Records shown →
★ ★ ★ ★ ★

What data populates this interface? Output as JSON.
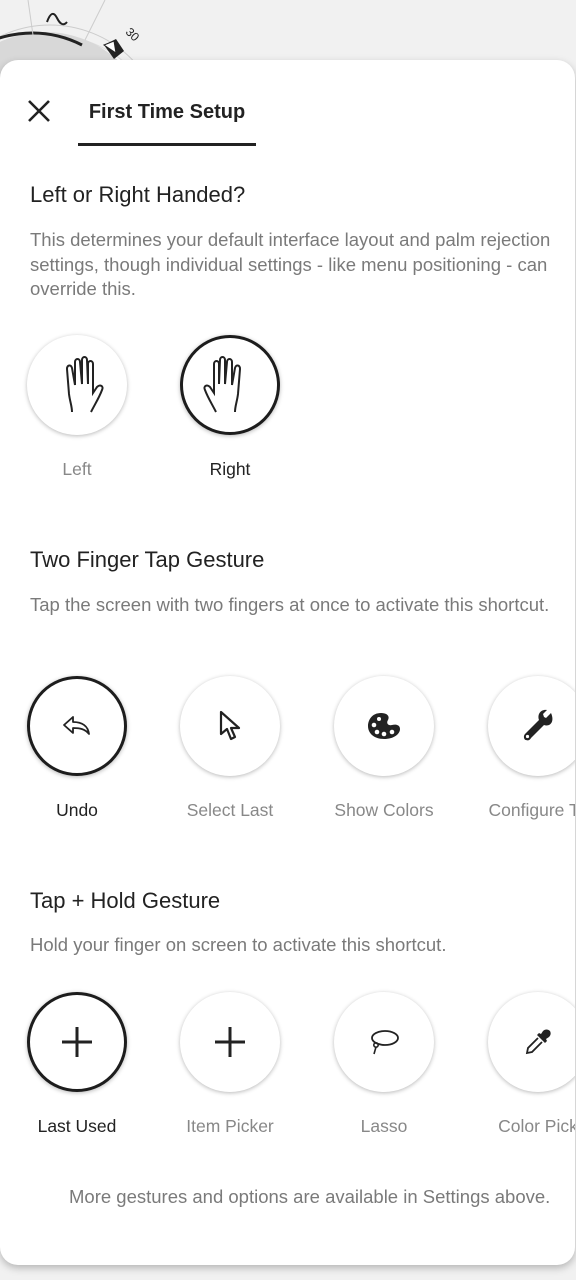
{
  "background": {
    "dial_label": "30"
  },
  "header": {
    "tab_label": "First Time Setup",
    "close_icon": "close-icon"
  },
  "handedness": {
    "title": "Left or Right Handed?",
    "description": "This determines your default interface layout and palm rejection settings, though individual settings - like menu positioning - can override this.",
    "options": [
      {
        "label": "Left",
        "icon": "hand-icon",
        "selected": false
      },
      {
        "label": "Right",
        "icon": "hand-icon",
        "selected": true
      }
    ]
  },
  "two_finger": {
    "title": "Two Finger Tap Gesture",
    "description": "Tap the screen with two fingers at once to activate this shortcut.",
    "options": [
      {
        "label": "Undo",
        "icon": "undo-icon",
        "selected": true
      },
      {
        "label": "Select Last",
        "icon": "pointer-icon",
        "selected": false
      },
      {
        "label": "Show Colors",
        "icon": "palette-icon",
        "selected": false
      },
      {
        "label": "Configure To",
        "icon": "wrench-icon",
        "selected": false
      }
    ]
  },
  "tap_hold": {
    "title": "Tap + Hold Gesture",
    "description": "Hold your finger on screen to activate this shortcut.",
    "options": [
      {
        "label": "Last Used",
        "icon": "plus-icon",
        "selected": true
      },
      {
        "label": "Item Picker",
        "icon": "plus-icon",
        "selected": false
      },
      {
        "label": "Lasso",
        "icon": "lasso-icon",
        "selected": false
      },
      {
        "label": "Color Pick",
        "icon": "eyedropper-icon",
        "selected": false
      }
    ]
  },
  "footer": {
    "note": "More gestures and options are available in Settings above."
  },
  "colors": {
    "accent": "#1d1d1d",
    "muted_text": "#7a7a7a",
    "background": "#f1f1f1"
  }
}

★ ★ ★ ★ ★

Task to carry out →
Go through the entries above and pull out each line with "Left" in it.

Task answer →
    "title": "Left or Right Handed?",
        "label": "Left",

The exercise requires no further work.